Rather than serving every CSS file on the initial page load, we recommend extracting and serving only the CSS files required for “above the fold”—or part of the web page that’s visible before scrolling—rendering. 

(Image Source)

By serving only these files initially, then lazy loading the remaining CSS files, you boost your page load speed time. 

5. Transform your site into a PWA for their incredible speed advantages

The biggest benefit of building a progressive web app (PWA) is speed. And many ecommerce storefronts are figuring this out. The way PWAs request information—in small, precise chunks rather than all at once—means the amount of data needed to load an ecommerce site with this technology is far less than traditionally-built sites. 

Not only are PWAs fast because of this, they feel like using a mobile app but without the need to build one of those. 

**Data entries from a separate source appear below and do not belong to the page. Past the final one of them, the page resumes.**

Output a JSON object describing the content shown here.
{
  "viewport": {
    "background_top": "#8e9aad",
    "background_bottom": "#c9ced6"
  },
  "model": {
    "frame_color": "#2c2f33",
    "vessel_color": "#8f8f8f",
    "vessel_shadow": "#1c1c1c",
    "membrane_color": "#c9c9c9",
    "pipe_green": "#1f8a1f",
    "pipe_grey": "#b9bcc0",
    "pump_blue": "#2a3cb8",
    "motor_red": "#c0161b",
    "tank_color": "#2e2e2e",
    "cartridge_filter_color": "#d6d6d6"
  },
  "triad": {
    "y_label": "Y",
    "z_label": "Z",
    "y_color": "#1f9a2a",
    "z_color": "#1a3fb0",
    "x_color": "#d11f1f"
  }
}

With an all-in-one Frontend Platform like Shogun Frontend, merchants get the benefits of headless commerce via progressive web apps but without needing to take the typical  path to achieving this flexibility—think: DevOps, middleware, and multiple licenses. You can skip the infrastructure altogether!

For scaling ecommerce brands, opting for an all-in-one frontend platform means you enjoy the benefits of headless, but you can focus on high-impact activities that grow your revenue rather than wrangling and maintaining complex infrastructure.

Remember: Lighthouse scores are helpful, but they’re not a definitive measure

It’s tempting to want a single number or grade to gauge your site performance. But the truth is, performance tools can only tell you so much (and in a given time) 

Overall, it’s best to think of Lighthouse scores as a continuous effort, not a one-and-done measurement.

#cta-visual-fe#<cta-title>Is your brand ready for an all-in-one Frontend Platform approach to ecommerce?<cta-title>Find out if Shogun Frontend is right for you. Take the quiz

Kaitlyn Ambrose

Kaitlyn works on all things content at Shogun. ⚡